Stored entries:
= Beginning of Section =
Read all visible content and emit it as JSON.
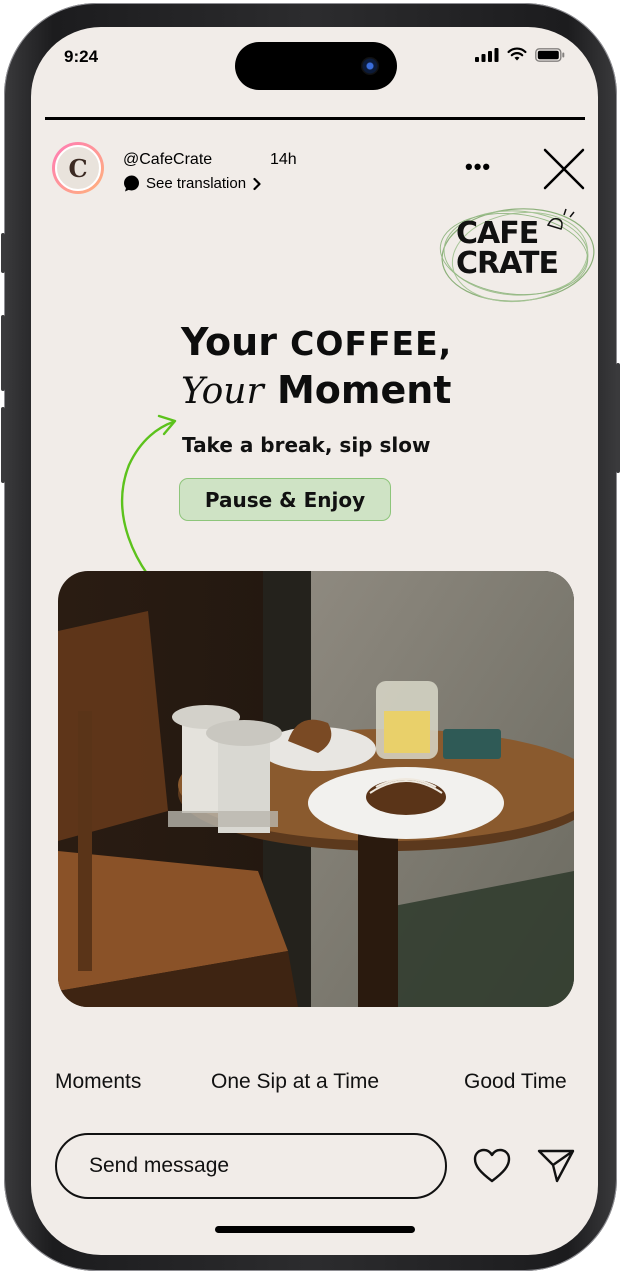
{
  "status_bar": {
    "time": "9:24"
  },
  "story": {
    "progress": 1.0,
    "author": {
      "handle": "@CafeCrate",
      "time_ago": "14h",
      "avatar_letter": "C"
    },
    "translation_label": "See translation"
  },
  "brand": {
    "logo_line1": "CAFE",
    "logo_line2": "CRATE"
  },
  "content": {
    "headline_part1": "Your ",
    "headline_caps": "COFFEE,",
    "headline_script": "Your",
    "headline_end": " Moment",
    "subheadline": "Take a break, sip slow",
    "cta_label": "Pause & Enjoy"
  },
  "hashtags": [
    "Moments",
    "One Sip at a Time",
    "Good Time"
  ],
  "composer": {
    "placeholder": "Send message"
  },
  "colors": {
    "background": "#f1ece8",
    "cta_fill": "#cfe3c5",
    "arrow": "#5cc21c"
  }
}
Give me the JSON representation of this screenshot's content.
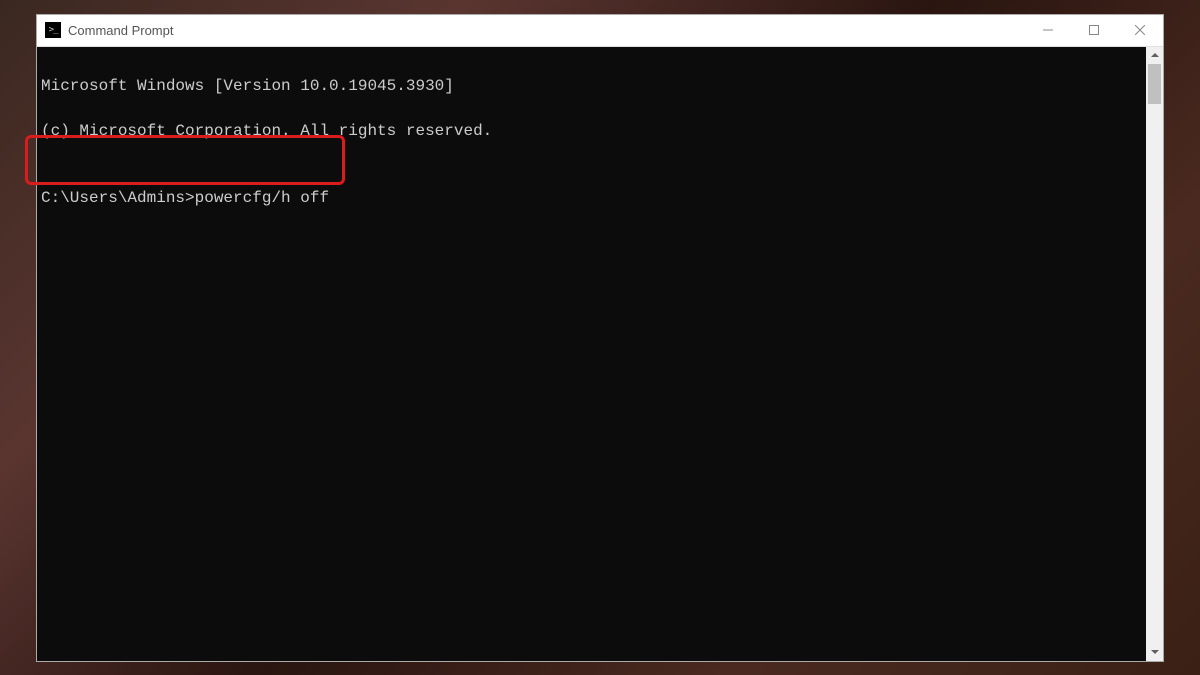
{
  "window": {
    "title": "Command Prompt"
  },
  "terminal": {
    "line1": "Microsoft Windows [Version 10.0.19045.3930]",
    "line2": "(c) Microsoft Corporation. All rights reserved.",
    "blank": "",
    "prompt": "C:\\Users\\Admins>",
    "command": "powercfg/h off"
  },
  "highlight": {
    "color": "#d91c1c"
  }
}
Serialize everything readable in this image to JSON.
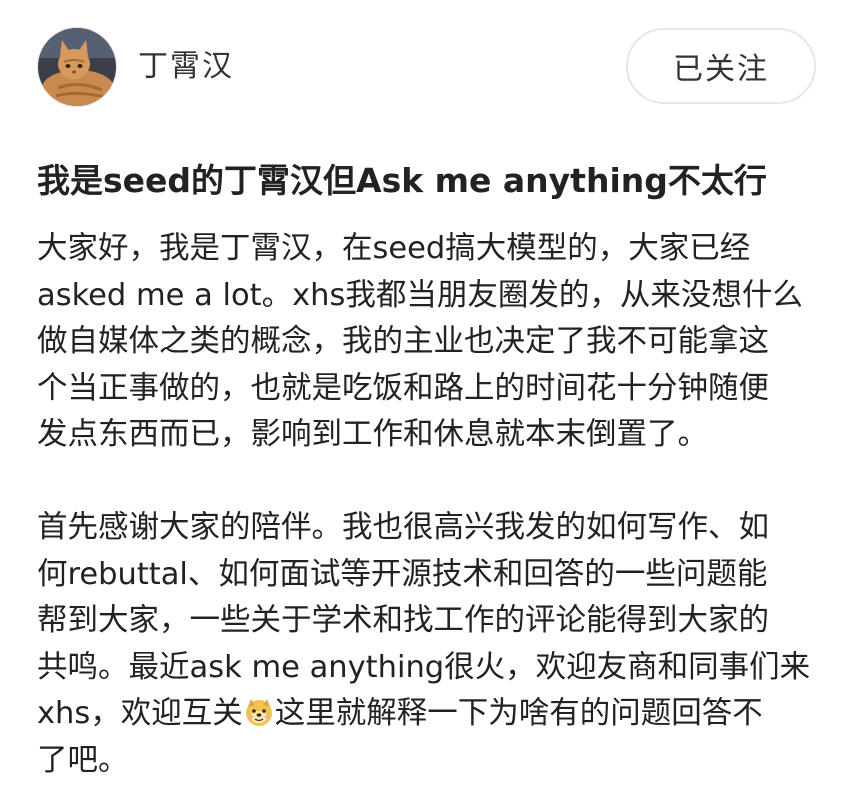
{
  "author": {
    "name": "丁霄汉",
    "avatar_icon": "cat-avatar-icon"
  },
  "follow_button": {
    "label": "已关注"
  },
  "post": {
    "title": "我是seed的丁霄汉但Ask me anything不太行",
    "paragraph1": [
      "大家好，我是丁霄汉，在seed搞大模型的，大家已经",
      "asked me a lot。xhs我都当朋友圈发的，从来没想什么",
      "做自媒体之类的概念，我的主业也决定了我不可能拿这",
      "个当正事做的，也就是吃饭和路上的时间花十分钟随便",
      "发点东西而已，影响到工作和休息就本末倒置了。"
    ],
    "paragraph2": [
      "首先感谢大家的陪伴。我也很高兴我发的如何写作、如",
      "何rebuttal、如何面试等开源技术和回答的一些问题能",
      "帮到大家，一些关于学术和找工作的评论能得到大家的",
      "共鸣。最近ask me anything很火，欢迎友商和同事们来"
    ],
    "line10_before_emoji": "xhs，欢迎互关",
    "emoji_icon": "doge-emoji-icon",
    "line10_after_emoji": "这里就解释一下为啥有的问题回答不",
    "line11": "了吧。"
  }
}
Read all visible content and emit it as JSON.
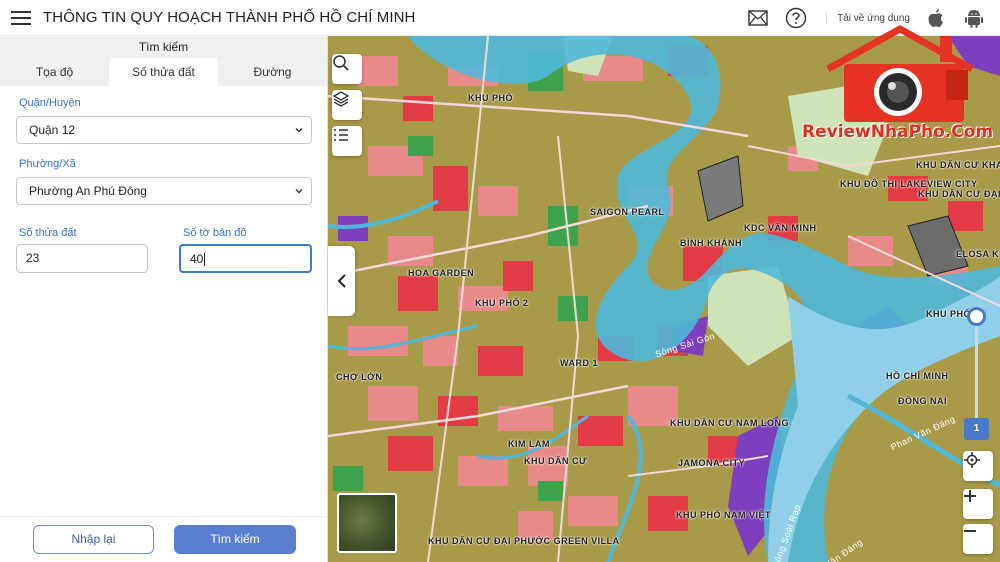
{
  "header": {
    "title": "THÔNG TIN QUY HOẠCH THÀNH PHỐ HỒ CHÍ MINH",
    "download_label": "Tải về ứng dụng"
  },
  "search_panel": {
    "title": "Tìm kiếm",
    "tabs": [
      {
        "label": "Tọa độ",
        "active": false
      },
      {
        "label": "Số thửa đất",
        "active": true
      },
      {
        "label": "Đường",
        "active": false
      }
    ],
    "district": {
      "label": "Quận/Huyện",
      "value": "Quận 12"
    },
    "ward": {
      "label": "Phường/Xã",
      "value": "Phường An Phú Đông"
    },
    "parcel_number": {
      "label": "Số thửa đất",
      "value": "23"
    },
    "map_sheet_number": {
      "label": "Số tờ bản đồ",
      "value": "40"
    },
    "reset_label": "Nhập lại",
    "search_label": "Tìm kiếm"
  },
  "map": {
    "zoom_level": "1",
    "labels": [
      "KHU PHỐ",
      "SAIGON PEARL",
      "KHU PHỐ 2",
      "KDC VĂN MINH",
      "BÌNH KHÁNH",
      "WARD 1",
      "KHU ĐÔ THỊ LAKEVIEW CITY",
      "KHU DÂN CƯ KHANG AN",
      "KHU DÂN CƯ ĐẠI HỌC BÁCH KHOA",
      "ELOSA KHANG ĐIỀN",
      "KHU PHỐ",
      "HỒ CHÍ MINH",
      "ĐỒNG NAI",
      "HOA GARDEN",
      "KHU DÂN CƯ NAM LONG",
      "JAMONA CITY",
      "KHU DÂN CƯ",
      "KHU PHỐ NAM VIỆT",
      "KHU DÂN CƯ ĐẠI PHƯỚC GREEN VILLA",
      "CHỢ LỚN",
      "KIM LAM",
      "Sông Sài Gòn",
      "Phan Văn Đáng",
      "Sông Soài Rạp",
      "Phan Văn Đáng"
    ]
  },
  "watermark": {
    "text": "ReviewNhaPho.Com"
  },
  "colors": {
    "accent": "#4a78c9",
    "river": "#4fb8d8",
    "land": "#a79a48",
    "residential": "#e88a8a",
    "commercial": "#e23b45",
    "green": "#3fa24c",
    "industrial": "#7e3fbf"
  }
}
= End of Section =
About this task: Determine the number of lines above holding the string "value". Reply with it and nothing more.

Reply to the task: 4